A CABIN MYSTERY
TIMELY RESCUE OF UNCONSCIOUS HUMBER FISHERMAN
Two Cleethorpes fishermen, Walter Priestley, aged 57, and his son, John, aged 23, who had been prawn fishing half mile off Gibraltar Point, three miles south of Skegness, were rescued on Monday from the cabin of their anchored cutter, Pride of the Humber, only just in time to save them from death either asphyxiation or some other cause.
They were found unconscious, suffering apparently from the effects of fumes from a stove. It is understood, however, that the presence of fumes may not entirely account for the men’s predicament.
The rescue was due to the prompt action of two Gibraltar Point fishermen, George and Wilfred Perrin, who are members of the Skegness lifeboat crew.
Gibraltar Point is a deserted spot at the mouth of the Wash, and the Perrin brothers are the only inhabitants.
A few days ago the Pride of the Humber anchored half a mile out, and the Perrins made the acquaintance of the Priestleys, and were informed last Friday that the visitors would be leaving the Saturday morning tide.
But on Sunday the Perrins saw the cutter still there without any movement on board.
DOCTOR WADES THROUGH MUD
Becoming alarmed when the cutler was still there on Monday they rowed out to it and found the two men unconscious in the cabin, which was full of foul air, apparently from the stove. younger man was roused from his stupor and rowed ashore. could remember nothing going to sleep two days previously.

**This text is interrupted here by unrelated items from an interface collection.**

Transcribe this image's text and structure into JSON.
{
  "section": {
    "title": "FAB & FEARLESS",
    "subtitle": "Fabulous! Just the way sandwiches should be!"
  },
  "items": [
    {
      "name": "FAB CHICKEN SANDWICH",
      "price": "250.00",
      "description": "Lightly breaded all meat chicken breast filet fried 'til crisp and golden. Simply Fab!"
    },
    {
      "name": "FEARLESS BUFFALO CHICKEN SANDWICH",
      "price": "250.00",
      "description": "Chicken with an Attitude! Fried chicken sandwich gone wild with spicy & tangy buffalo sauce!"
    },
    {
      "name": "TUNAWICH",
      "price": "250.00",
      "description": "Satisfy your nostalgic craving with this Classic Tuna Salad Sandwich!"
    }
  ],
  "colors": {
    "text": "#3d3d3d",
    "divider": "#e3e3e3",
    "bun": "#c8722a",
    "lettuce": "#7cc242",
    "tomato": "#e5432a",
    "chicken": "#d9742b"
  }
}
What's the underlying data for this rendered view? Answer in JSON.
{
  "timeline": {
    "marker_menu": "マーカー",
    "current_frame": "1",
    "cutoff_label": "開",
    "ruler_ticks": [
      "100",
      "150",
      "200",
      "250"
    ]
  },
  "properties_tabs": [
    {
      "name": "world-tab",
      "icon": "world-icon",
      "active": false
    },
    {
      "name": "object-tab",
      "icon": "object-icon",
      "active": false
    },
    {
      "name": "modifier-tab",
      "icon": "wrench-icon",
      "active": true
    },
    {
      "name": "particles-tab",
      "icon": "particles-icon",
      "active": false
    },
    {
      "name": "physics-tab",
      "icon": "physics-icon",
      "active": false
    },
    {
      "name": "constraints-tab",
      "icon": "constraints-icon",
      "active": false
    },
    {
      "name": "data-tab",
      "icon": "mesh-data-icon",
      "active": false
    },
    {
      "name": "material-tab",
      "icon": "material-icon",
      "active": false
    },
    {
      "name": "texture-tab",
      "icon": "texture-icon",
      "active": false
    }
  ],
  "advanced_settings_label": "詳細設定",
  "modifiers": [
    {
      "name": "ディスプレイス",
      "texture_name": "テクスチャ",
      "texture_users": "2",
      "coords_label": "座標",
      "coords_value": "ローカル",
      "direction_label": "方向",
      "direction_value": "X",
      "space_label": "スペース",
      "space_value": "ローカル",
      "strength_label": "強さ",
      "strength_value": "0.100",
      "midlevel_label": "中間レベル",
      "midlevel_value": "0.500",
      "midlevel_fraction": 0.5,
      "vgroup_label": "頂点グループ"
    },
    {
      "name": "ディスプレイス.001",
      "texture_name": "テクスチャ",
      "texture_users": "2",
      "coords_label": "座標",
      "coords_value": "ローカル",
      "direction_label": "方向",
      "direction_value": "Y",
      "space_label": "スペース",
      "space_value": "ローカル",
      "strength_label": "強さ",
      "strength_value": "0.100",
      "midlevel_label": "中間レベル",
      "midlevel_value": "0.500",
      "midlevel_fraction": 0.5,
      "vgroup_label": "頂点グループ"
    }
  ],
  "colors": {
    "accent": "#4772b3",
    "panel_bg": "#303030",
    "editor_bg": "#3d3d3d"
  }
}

The Perrins dare not move the older man, and Allen, of Skegness, waded through half mile tidal mud to attend him. His life was at -first despaired of, but he was ultimately carried through the mud ashore on a stretcher by Skegness policemen, and conveyed with his son ambulance to Skegness Cottage Hospital.
Source: Hull Daily Mail – Tuesday 18 October 1927